The Institute of Social Medicine at the University of Lübeck and the Ethno-Medical Centre in Berlin and Hannover are launching a multilingual information campaign
Chronic health impairments can have a significant effect on the lives of children and youths in many different ways. Child and youth rehabilitation is one way of tackling these disadvantages. In cases where out-patient treatment is insufficient and does not achieve the desired effect, medical rehabilitation can offer children and youths with chronic health problems fresh drive and a new outlook.

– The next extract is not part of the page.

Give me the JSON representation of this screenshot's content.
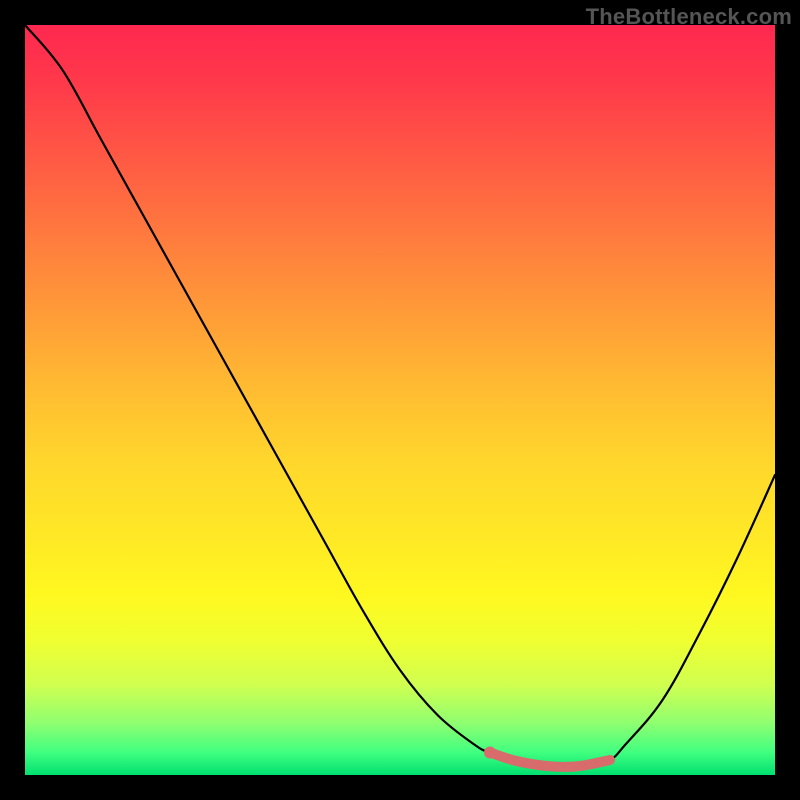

Most recently, around 35,000 instances of medical rehabilitation for children and youths were carried out in Germany each year. The vast majority of these cases are for the treatment of psychological and behavioural disturbances, bronchial asthma, obesity, skin-related diseases, and deformities of the spine and back. Children and youths from a migrant background are significantly under-represented when it comes to such treatments, despite having a similar or even heightened risk of illness, and are far less likely to avail of rehabilitation opportunities than children and youths from a non-migrant background.
Prof. Dr. Matthias Bethge (Institute of Social Medicine and Epidemiology at the University of Lübeck) and Ramazan Salman (Ethno-Medical Centre, Berlin and Hannover) want to change that in the coming years with their project “MiMi-Reha-Kids” (implementation and evaluation of a multilingual information service focused on rehabilitation for children and youths from a migrant background). Together with the German pension authorities Deutsche Rentenversicherung Nord and Deutsche Rentenversicherung Berlin-Brandenburg, they will create a multilingual publication offering guidance, and will train 120 mediators.
They aim to answer questions such as: What can rehabilitation do for children and youths? What do we know about its effectiveness? Who can apply for rehabilitation? What requirements have to be met? How must the forms be filled out?
Starting in the coming year in Hamburg and Berlin, the mediators will organise almost 250 events to provide information on child and youth rehabilitation to families from a migrant background and to improve the chances of receiving treatment for chronically ill children and youths.